→ EXERCISE PROMPT
Scan the entries below. Report each line where the string "text" occurs.

Start of PROVIDED ENTRIES

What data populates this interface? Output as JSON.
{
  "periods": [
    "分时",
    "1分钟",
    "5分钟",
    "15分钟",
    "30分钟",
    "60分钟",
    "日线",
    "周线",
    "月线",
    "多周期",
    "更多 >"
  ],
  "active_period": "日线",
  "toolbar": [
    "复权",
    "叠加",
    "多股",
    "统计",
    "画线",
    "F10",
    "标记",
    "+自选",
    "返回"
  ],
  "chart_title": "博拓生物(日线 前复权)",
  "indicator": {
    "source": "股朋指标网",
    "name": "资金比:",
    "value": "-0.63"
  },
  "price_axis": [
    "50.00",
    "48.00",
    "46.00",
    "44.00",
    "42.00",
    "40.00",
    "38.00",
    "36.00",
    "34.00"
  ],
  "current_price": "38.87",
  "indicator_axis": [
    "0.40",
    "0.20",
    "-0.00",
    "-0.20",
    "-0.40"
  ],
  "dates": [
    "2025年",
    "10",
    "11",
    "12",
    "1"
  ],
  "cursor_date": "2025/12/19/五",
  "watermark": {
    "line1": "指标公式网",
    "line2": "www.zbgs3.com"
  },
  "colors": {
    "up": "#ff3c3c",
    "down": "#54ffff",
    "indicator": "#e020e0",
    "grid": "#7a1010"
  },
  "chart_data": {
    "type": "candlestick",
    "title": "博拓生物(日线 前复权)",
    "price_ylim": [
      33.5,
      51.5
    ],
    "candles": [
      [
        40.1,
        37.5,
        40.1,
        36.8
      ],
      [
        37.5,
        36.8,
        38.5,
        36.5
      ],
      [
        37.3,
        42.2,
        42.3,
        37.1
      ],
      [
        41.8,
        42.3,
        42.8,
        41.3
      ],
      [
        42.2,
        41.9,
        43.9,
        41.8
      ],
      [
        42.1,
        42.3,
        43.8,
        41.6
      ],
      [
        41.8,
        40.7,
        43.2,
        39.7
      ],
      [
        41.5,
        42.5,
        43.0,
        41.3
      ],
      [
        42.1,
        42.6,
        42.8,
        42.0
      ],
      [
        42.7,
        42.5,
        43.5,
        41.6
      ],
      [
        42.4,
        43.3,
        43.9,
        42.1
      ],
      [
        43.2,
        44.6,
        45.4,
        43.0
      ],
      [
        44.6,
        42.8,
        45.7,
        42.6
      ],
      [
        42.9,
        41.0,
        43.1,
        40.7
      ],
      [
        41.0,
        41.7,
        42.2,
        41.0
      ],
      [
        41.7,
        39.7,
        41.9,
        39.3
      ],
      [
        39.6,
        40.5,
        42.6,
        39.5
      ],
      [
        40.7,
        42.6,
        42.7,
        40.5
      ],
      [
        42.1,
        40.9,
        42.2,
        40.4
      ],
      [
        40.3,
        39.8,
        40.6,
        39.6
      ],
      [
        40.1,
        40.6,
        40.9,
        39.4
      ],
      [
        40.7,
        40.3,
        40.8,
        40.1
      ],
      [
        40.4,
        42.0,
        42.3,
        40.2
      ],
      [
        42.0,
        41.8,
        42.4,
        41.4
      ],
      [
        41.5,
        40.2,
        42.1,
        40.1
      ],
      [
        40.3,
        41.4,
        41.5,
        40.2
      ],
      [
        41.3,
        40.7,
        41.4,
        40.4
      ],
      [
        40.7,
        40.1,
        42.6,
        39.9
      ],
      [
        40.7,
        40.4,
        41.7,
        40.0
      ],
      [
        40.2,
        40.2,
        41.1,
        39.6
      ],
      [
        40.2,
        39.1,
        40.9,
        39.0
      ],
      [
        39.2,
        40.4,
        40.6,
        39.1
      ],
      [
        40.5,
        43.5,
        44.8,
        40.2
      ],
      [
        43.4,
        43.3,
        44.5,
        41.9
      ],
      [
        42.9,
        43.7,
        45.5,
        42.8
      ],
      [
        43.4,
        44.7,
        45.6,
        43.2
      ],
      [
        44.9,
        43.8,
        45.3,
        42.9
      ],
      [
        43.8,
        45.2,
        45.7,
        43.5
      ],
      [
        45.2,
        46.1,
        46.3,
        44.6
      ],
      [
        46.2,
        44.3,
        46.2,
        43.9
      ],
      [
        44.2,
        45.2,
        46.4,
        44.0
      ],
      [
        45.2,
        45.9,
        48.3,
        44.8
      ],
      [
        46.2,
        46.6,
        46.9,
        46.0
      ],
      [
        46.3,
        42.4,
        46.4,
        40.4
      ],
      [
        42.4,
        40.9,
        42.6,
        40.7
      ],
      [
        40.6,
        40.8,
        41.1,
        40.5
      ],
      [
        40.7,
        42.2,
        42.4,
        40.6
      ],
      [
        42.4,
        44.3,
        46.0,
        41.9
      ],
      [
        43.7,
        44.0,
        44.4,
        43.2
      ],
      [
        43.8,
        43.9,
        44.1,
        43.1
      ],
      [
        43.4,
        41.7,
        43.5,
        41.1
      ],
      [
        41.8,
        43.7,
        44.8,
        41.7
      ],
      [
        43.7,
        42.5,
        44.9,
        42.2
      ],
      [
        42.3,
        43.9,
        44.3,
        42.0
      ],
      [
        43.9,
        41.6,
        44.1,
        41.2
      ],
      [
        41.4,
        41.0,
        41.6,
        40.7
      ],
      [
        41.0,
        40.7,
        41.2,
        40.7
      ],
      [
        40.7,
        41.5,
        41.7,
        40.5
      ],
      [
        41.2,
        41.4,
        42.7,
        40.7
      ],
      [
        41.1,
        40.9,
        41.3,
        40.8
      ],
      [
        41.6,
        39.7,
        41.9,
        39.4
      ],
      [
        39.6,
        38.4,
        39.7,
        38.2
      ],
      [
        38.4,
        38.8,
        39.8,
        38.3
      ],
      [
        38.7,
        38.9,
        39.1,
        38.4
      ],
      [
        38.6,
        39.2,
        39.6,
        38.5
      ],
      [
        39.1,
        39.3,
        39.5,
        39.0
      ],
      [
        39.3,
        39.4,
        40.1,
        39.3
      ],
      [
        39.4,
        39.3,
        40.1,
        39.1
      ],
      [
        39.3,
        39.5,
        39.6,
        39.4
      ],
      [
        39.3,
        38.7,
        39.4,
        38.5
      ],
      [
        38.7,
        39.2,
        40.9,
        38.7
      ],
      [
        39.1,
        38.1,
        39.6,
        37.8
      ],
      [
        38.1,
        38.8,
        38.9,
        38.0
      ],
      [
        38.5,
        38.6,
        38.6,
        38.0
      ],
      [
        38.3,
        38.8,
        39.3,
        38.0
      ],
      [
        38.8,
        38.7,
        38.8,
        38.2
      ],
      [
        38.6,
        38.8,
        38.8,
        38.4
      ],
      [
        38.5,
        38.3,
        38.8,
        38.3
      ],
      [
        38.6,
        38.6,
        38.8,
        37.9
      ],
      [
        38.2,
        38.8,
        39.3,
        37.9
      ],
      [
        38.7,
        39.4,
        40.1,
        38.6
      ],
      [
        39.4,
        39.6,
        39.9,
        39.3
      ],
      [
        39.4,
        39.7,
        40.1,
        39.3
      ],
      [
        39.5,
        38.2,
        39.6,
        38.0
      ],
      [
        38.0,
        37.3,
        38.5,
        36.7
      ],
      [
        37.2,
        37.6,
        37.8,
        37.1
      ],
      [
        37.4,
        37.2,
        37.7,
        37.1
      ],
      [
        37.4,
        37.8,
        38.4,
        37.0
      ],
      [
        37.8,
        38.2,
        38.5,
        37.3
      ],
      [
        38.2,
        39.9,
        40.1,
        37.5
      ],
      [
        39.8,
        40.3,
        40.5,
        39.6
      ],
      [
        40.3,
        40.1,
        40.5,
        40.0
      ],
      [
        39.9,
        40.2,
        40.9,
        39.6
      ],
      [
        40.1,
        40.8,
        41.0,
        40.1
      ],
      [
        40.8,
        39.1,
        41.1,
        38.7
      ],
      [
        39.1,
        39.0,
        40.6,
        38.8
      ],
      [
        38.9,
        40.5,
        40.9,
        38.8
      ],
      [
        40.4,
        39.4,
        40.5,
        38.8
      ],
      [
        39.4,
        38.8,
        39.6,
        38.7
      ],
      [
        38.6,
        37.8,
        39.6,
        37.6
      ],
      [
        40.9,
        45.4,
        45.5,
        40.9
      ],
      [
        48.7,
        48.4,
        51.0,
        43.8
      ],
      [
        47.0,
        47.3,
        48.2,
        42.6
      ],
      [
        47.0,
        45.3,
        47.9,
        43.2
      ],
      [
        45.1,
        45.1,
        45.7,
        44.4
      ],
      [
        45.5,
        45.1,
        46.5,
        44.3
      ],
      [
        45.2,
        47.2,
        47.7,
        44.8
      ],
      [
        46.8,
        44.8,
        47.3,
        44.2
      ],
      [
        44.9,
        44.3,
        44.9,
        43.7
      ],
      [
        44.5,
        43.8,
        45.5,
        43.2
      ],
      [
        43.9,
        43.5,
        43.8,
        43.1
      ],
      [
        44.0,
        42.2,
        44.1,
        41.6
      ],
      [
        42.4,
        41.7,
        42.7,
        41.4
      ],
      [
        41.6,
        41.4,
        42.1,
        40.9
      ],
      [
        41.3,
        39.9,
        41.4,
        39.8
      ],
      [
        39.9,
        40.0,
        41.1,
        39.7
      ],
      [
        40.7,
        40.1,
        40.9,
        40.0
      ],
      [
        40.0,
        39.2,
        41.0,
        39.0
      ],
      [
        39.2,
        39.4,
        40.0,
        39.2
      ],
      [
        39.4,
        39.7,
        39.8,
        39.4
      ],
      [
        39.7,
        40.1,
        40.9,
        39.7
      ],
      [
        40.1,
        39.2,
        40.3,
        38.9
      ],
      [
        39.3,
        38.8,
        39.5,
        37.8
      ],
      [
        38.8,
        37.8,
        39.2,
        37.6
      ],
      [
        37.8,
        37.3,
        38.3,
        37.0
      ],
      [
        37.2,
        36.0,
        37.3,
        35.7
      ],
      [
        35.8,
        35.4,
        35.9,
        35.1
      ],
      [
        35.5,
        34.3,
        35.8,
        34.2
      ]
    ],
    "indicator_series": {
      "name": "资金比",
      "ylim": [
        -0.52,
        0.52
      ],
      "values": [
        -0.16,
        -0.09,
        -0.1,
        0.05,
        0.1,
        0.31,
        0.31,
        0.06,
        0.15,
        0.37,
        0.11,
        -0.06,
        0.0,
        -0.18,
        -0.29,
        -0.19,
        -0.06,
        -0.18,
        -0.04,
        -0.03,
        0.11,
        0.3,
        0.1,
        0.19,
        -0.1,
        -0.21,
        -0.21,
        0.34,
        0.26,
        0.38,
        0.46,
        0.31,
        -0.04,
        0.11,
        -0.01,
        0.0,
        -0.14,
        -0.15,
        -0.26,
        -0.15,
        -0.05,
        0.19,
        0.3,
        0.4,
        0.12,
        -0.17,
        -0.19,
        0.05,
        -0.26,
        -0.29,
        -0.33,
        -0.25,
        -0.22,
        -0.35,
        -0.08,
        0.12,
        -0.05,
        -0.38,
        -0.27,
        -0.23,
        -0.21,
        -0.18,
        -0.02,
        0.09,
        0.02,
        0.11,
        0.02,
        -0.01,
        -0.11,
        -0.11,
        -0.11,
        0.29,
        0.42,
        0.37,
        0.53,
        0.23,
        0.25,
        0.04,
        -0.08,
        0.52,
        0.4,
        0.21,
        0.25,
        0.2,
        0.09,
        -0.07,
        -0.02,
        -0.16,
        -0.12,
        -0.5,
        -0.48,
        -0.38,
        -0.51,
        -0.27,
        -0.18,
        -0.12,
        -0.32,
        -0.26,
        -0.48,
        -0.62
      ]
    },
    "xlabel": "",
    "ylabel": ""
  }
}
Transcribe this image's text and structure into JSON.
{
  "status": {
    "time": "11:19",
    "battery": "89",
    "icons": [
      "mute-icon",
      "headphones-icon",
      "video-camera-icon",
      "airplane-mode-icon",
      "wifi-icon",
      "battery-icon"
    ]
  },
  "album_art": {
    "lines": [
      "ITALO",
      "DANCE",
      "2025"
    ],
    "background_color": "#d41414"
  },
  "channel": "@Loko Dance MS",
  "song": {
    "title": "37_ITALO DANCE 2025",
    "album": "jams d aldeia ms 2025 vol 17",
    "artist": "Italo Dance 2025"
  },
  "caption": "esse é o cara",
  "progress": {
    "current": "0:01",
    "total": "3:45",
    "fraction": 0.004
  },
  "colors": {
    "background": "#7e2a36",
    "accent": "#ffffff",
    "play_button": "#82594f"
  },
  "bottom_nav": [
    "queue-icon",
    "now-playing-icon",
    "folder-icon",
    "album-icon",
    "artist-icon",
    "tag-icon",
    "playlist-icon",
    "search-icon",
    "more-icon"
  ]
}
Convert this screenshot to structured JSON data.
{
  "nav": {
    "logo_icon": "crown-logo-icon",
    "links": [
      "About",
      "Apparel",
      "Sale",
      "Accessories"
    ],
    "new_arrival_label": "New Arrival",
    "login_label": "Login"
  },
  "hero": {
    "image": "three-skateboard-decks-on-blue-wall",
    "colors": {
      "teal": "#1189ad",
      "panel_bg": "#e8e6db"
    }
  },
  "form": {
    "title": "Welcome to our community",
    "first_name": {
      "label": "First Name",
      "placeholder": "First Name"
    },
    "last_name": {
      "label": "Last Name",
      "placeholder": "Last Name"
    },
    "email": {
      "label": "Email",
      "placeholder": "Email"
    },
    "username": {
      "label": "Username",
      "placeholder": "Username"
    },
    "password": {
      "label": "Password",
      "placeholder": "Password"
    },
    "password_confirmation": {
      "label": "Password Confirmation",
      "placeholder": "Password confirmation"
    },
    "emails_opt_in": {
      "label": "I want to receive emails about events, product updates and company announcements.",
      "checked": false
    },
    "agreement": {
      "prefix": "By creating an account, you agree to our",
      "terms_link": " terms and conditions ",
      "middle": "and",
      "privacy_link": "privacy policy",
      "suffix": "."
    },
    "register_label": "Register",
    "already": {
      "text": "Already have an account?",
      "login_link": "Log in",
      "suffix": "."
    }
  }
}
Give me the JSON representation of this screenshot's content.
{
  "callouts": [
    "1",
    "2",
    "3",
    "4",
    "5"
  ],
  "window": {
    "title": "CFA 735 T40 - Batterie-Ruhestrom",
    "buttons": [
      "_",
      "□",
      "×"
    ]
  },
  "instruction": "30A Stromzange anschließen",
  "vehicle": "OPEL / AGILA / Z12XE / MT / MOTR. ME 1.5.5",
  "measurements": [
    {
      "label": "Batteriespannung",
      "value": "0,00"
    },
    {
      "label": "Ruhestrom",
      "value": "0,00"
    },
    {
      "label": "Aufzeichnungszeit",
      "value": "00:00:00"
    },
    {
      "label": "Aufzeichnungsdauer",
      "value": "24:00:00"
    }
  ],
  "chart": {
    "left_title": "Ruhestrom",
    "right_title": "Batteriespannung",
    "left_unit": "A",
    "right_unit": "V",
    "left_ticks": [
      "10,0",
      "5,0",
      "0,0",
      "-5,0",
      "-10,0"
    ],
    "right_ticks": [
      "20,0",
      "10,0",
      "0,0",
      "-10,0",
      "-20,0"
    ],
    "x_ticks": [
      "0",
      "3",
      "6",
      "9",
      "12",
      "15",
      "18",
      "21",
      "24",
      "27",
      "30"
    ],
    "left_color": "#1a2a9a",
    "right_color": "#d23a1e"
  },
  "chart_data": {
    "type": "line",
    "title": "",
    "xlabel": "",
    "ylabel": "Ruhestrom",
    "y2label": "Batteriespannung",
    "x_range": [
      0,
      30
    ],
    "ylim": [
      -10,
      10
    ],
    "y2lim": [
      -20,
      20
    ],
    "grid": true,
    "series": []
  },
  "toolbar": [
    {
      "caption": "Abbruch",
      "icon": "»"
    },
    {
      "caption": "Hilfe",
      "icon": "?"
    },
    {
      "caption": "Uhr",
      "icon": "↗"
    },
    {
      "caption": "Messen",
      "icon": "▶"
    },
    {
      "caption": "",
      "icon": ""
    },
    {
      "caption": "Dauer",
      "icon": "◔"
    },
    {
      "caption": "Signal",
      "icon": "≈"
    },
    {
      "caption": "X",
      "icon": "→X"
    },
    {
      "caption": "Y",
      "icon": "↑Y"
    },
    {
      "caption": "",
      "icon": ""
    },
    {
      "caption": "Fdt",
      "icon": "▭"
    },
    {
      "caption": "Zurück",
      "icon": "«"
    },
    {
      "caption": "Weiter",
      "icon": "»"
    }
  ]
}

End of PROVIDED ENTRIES

→ SOLUTION
Transcribe this image's text and structure into JSON.
      "text": "Already have an account?",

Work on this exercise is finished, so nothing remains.